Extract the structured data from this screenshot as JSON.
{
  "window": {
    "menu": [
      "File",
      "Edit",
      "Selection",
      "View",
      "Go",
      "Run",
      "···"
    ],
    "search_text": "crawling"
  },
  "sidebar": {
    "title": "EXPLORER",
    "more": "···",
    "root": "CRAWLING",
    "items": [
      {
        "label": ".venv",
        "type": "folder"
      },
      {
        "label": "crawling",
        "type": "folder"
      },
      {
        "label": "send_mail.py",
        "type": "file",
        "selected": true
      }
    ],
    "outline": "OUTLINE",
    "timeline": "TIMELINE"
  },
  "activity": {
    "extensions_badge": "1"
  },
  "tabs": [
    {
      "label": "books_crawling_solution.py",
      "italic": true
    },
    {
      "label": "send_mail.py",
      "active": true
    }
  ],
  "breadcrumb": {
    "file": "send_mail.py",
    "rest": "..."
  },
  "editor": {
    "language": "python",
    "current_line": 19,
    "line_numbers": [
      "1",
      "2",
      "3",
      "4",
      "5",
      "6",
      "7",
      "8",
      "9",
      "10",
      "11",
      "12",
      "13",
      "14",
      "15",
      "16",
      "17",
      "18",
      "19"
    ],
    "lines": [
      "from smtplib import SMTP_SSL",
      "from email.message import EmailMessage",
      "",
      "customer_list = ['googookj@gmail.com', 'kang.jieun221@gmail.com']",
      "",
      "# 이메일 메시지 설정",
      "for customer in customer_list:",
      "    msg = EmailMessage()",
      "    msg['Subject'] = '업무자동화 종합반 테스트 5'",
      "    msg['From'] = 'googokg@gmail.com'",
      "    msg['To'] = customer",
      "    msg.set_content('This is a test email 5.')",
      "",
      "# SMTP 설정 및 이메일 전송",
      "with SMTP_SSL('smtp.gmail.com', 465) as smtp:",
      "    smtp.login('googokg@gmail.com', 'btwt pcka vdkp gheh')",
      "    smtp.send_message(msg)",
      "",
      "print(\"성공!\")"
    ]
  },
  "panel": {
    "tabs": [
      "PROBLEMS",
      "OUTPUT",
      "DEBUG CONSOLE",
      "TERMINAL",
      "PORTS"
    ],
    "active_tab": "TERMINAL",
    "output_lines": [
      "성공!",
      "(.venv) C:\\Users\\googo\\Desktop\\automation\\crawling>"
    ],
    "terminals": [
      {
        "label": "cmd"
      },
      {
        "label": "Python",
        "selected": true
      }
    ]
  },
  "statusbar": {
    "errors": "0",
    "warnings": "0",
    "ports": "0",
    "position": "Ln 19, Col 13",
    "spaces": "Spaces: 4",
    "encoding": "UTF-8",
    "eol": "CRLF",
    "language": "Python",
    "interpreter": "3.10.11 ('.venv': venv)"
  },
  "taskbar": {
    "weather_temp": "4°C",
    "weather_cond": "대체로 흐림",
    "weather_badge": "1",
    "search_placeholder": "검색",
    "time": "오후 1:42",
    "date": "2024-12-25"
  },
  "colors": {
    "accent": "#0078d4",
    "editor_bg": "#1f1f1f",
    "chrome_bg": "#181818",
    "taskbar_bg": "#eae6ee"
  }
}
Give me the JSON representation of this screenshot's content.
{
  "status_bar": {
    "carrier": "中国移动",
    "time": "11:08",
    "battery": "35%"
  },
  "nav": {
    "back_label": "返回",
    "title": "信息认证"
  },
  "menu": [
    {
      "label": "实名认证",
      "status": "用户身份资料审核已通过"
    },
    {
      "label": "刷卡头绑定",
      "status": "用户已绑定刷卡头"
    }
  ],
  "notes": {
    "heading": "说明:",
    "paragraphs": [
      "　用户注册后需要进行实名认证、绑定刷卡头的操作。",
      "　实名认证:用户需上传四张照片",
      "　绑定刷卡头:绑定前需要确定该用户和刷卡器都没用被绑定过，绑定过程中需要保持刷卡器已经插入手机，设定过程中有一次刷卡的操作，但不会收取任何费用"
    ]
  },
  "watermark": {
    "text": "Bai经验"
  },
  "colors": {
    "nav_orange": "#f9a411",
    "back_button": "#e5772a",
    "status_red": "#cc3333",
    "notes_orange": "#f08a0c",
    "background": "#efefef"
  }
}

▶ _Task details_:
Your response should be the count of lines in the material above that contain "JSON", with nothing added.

▶ _Response box_:
2